While Māori have realised gains across many indicators of social and economic wellbeing, achievement levels continue to lag behind those of the wider New Zealand population, a clear signal that Māori social and economic potential has yet to be fully realised.

Te Puni Kōkiri promotes a whānau based approach to social development, in recognition of whānau as the core unit of Māori culture and society, and the change agent through which inter-generational gains can be achieved. Given the youthful profile of the Māori popula-tion, Te Puni Kōkiri also maintains a particular focus on realising rangatahi potential.

The Māori asset base has grown at a rapid rate, from $9 billion in 2001 to $16.5 billion in 2006, but the contribution of that asset base to GDP has not increased in the same propor-tions; and the mainstay of Māori contribution to the economy continues to come from wages and consumption rather than from ownership and entrepreneurship.
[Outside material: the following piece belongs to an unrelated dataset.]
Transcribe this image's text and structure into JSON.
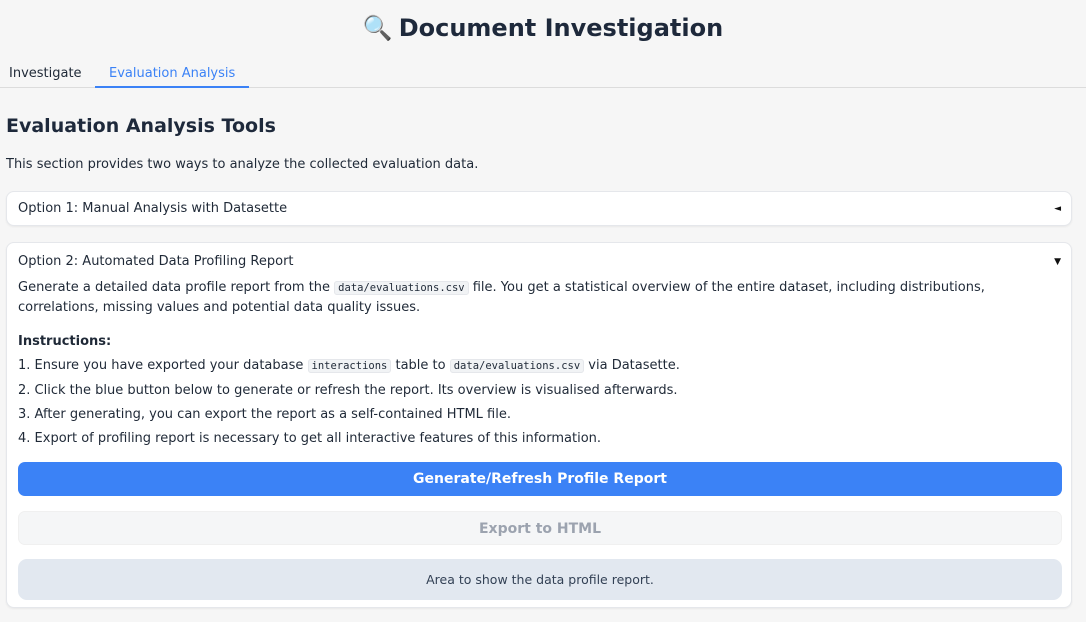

And while Māori culture and identity is strong, challenges remain for government to shape its interventions in ways that respond to the inherent strengths within culture, and accom-modate the unique aspects of culture that effect decisions that Māori make that impact on their social and economic wellbeing.

...but raising levels of achievement will be particularly challenging given the global economic conditions...

Although improvements in Māori employment levels, participation in enterprise, and asset growth have featured in recent years, the extent of the future impact of tightening global economic conditions has yet to be fully understood. Māori may be disproportionately vulnerable to economic shocks, particularly given the employment profile, the recent growth in the entrepreneurial sector and the high level of exposure of the Māori commercial asset base to world markets1 along with the forecast falls in export demand and commodity prices. Care will need to be taken to manage the impacts of changes in the economic circumstances of Māori on other aspects of their wellbeing.

...And we need to recognise and respect the diversity of Māori communities.

Māori communities continue to change, with demographic shifts (particularly in terms of the growth of the Māori population as a whole, and the youthful profile of that population), changing family groupings, and migratory patterns, and are set within increas-ing levels of diversity across New Zealand. The diversity between communities, and the growing expectation among Māori that they themselves will be responsible for their own futures, demands flexible government, with responses shaped to the needs and aspirations of individual communities, rather than generic solutions.

We are well placed to support you to meet these challenges...

Te Puni Kōkiri recognises these opportunities, and challenges, and has an overall approach that focuses on building on the aspirations of Māori people, organisations and collectives, and supporting them to realise their own potential.

As an integrated policy Ministry, Te Puni Kōkiri achieves this through the co-ordinated efforts of its policy, relationship management, investment and monitoring functions. The effective discharge of these functions is ensured through its unique ability to engage directly with Māori communities across the country, and anchor its advice and interven-tions in the interests, aspirations and realities of those communities.

A more detailed description of the Māori Affairs infrastructure available to the Minister, includ-ing Te Puni Kōkiri, is provided in Section 2.

Endnote: 1 The Māori commercial asset base is particularly vulnerable, with some 60% exposed to international trade, compared to 31% of the wider economy facing this exposure.